The Gradle dependency cache consists of two storage types located under
A file-based store of downloaded artifacts, including binaries like jars as well as raw downloaded meta-data like POM files and Ivy files. The storage path for a downloaded artifact includes the SHA1 checksum, meaning that 2 artifacts with the same name but different content can easily be cached.
A binary store of resolved module meta-data, including the results of resolving dynamic versions, module descriptors, and artifacts.
The Gradle cache does not allow the local cache to hide problems and create other mysterious and difficult to debug behavior. Gradle enables reliable and reproducible enterprise builds with a focus on bandwidth and storage efficiency.
Gradle keeps a record of various aspects of dependency resolution in binary format in the metadata cache. The information stored in the metadata cache includes:
The result of resolving a dynamic version (e.g.
1.+) to a concrete version (e.g.
The resolved module metadata for a particular module, including module artifacts and module dependencies.
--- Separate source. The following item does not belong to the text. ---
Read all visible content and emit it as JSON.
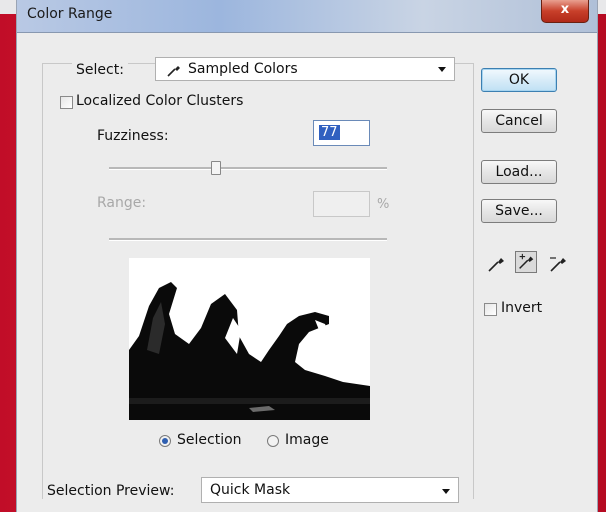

The resolved artifact metadata for a particular artifact, including a pointer to the downloaded artifact file.
The absence of a particular module or artifact in a particular repository, eliminating repeated attempts to access a resource that does not exist.
Every entry in the metadata cache includes a record of the repository that provided the information as well as a timestamp that can be used for cache expiry.
As described above, for each repository there is a separate metadata cache. A repository is identified by its URL, type and layout. If a module or artifact has not been previously resolved from this repository, Gradle will attempt to resolve the module against the repository. This will always involve a remote lookup on the repository, however in many cases no download will be required.
Dependency resolution will fail if the required artifacts are not available in any repository specified by the build, even if the local cache has a copy of this artifact which was retrieved from a different repository. Repository independence allows builds to be isolated from each other in an advanced way that no build tool has done before. This is a key feature to create builds that are reliable and reproducible in any environment.
Before downloading an artifact, Gradle tries to determine the checksum of the required artifact by downloading the sha file associated with that artifact. If the checksum can be retrieved, an artifact is not downloaded if an artifact already exists with the same id and checksum. If the checksum cannot be retrieved from the remote server, the artifact will be downloaded (and ignored if it matches an existing artifact).
As well as considering artifacts downloaded from a different repository, Gradle will also attempt to reuse artifacts found in the local Maven Repository. If a candidate artifact has been downloaded by Maven, Gradle will use this artifact if it can be verified to match the checksum declared by the remote server.
It is possible for different repositories to provide a different binary artifact in response to the same artifact identifier. This is often the case with Maven SNAPSHOT artifacts, but can also be true for any artifact which is republished without changing its identifier. By caching artifacts based on their SHA1 checksum, Gradle is able to maintain multiple versions of the same artifact. This means that when resolving against one repository Gradle will never overwrite the cached artifact file from a different repository. This is done without requiring a separate artifact file store per repository.